START RECORDS

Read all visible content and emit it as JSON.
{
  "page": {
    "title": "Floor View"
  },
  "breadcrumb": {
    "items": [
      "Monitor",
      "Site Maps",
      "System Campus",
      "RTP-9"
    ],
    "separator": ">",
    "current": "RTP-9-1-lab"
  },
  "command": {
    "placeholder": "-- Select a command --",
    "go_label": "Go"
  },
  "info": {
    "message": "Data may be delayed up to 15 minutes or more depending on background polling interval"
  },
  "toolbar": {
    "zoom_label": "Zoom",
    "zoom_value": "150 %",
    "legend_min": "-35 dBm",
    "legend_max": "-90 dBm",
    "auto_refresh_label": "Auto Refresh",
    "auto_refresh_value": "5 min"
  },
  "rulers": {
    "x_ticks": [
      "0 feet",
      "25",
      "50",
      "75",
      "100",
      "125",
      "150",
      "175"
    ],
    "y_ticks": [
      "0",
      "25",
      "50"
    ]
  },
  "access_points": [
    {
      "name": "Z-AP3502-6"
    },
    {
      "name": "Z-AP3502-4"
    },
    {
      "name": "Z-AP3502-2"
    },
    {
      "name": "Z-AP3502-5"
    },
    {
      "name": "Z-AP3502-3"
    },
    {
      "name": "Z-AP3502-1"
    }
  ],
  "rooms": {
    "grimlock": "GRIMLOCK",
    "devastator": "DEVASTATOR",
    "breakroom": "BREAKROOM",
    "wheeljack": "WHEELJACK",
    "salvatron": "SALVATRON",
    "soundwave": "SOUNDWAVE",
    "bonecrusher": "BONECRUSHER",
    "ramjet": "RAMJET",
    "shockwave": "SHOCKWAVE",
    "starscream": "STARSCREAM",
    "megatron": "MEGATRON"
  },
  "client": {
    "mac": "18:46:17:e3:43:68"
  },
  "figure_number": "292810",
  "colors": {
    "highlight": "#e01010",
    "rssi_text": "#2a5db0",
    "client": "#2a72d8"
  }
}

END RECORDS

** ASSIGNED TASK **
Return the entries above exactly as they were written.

** RESPONSE TO THIS TASK **
Read all visible content and emit it as JSON.
{
  "page": {
    "title": "Floor View"
  },
  "breadcrumb": {
    "items": [
      "Monitor",
      "Site Maps",
      "System Campus",
      "RTP-9"
    ],
    "separator": ">",
    "current": "RTP-9-1-lab"
  },
  "command": {
    "placeholder": "-- Select a command --",
    "go_label": "Go"
  },
  "info": {
    "message": "Data may be delayed up to 15 minutes or more depending on background polling interval"
  },
  "toolbar": {
    "zoom_label": "Zoom",
    "zoom_value": "150 %",
    "legend_min": "-35 dBm",
    "legend_max": "-90 dBm",
    "auto_refresh_label": "Auto Refresh",
    "auto_refresh_value": "5 min"
  },
  "rulers": {
    "x_ticks": [
      "0 feet",
      "25",
      "50",
      "75",
      "100",
      "125",
      "150",
      "175"
    ],
    "y_ticks": [
      "0",
      "25",
      "50"
    ]
  },
  "access_points": [
    {
      "name": "Z-AP3502-6"
    },
    {
      "name": "Z-AP3502-4"
    },
    {
      "name": "Z-AP3502-2"
    },
    {
      "name": "Z-AP3502-5"
    },
    {
      "name": "Z-AP3502-3"
    },
    {
      "name": "Z-AP3502-1"
    }
  ],
  "rooms": {
    "grimlock": "GRIMLOCK",
    "devastator": "DEVASTATOR",
    "breakroom": "BREAKROOM",
    "wheeljack": "WHEELJACK",
    "salvatron": "SALVATRON",
    "soundwave": "SOUNDWAVE",
    "bonecrusher": "BONECRUSHER",
    "ramjet": "RAMJET",
    "shockwave": "SHOCKWAVE",
    "starscream": "STARSCREAM",
    "megatron": "MEGATRON"
  },
  "client": {
    "mac": "18:46:17:e3:43:68"
  },
  "figure_number": "292810",
  "colors": {
    "highlight": "#e01010",
    "rssi_text": "#2a5db0",
    "client": "#2a72d8"
  }
}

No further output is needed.